9:25 AM Break

9:40 AM  
Measuring Stress-strain Curves of Metals by Nanoindentation with a Frustum: Jennifer Hay1; Marzyeh Moradi1; 1KLA
    A method is presented for measuring the local true stress-strain curve of a metal by nanoindentation with a frustum, assuming the Young's modulus. Stress is smartly proportional to mean pressure; strain is proportional to depth. Beyond the point of full contact, these stress-strain pairs are fit to a power-law form. The yield point, which is prior to full contact, is the intersection between this fit and the linear part of the stress-strain curve (i.e. the given Young’s modulus). Thus, by the end of each indentation test, the true stress-strain curve is presented by automatically patching together these three segments into a whole: (1) From the origin to the yield point: the linear part, (2) From the yield point to the point of full contact: an extrapolation of the power-law fit, and (3) From full contact to the end of loading: measured true stress-strain. The result is quite satisfying and useful.

10:00 AM  
Process-structure-property-performance Relations for High-pressure Cold-sprayed Metals via Nanoindentation Stress-strain Measurements: Bryer Sousa1; Jennifer Hay2; Danielle Cote1; 1Worcester Polytechnic Institute; 2KLA Instruments
    Comprehensive mechanical characterization of cold-sprayed metals is critical as they are increasingly used for solid-state additive manufacturing and repair. Nanoindentation is an attractive, high-throughput technique because it is suitable for small volumes and requires minimal sample preparation.
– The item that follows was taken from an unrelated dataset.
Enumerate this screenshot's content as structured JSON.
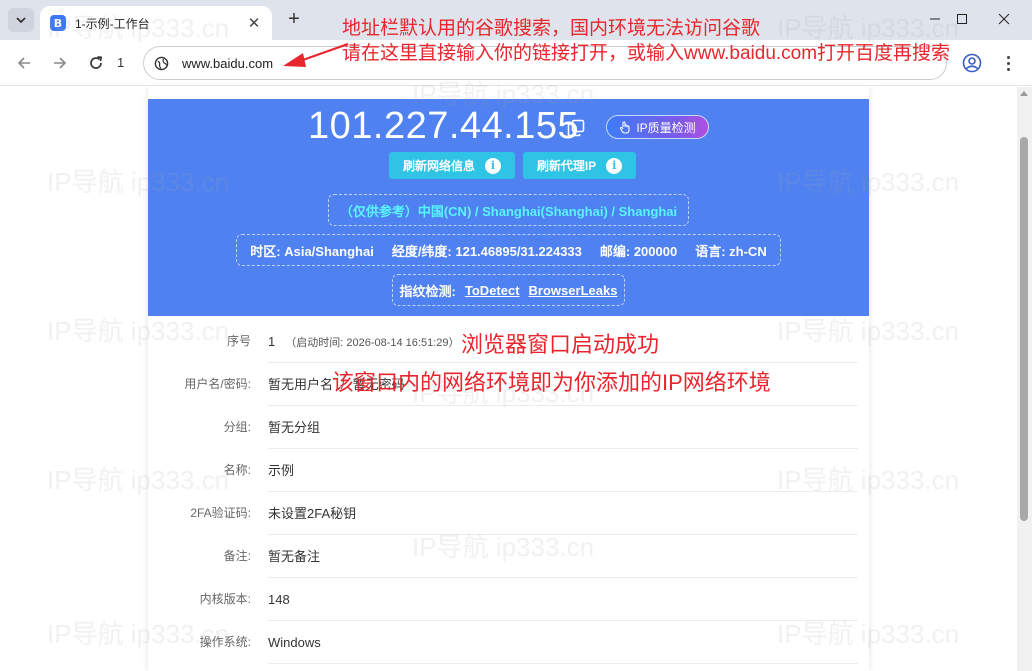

In this work, an emergent nanoindentation method was applied to a range of high-pressure, cold-spray material consolidations made by systematically varied process parameters. The nanoindentation method used a flat-ended conical indenter to measure stress-strain curves and scalars derived therefrom, including yield stress and work-hardening exponent. We discerned processing-structure-property-performance relations for cold sprayed tantalum, steel, aluminum, and other material consolidations with these measurements. Before testing cold-sprayed metals, the flat-punch nanoindentation method was validated by comparing its stress-strain curves with uniaxial tensile curves and spherical nanoindentation curves for several different metals.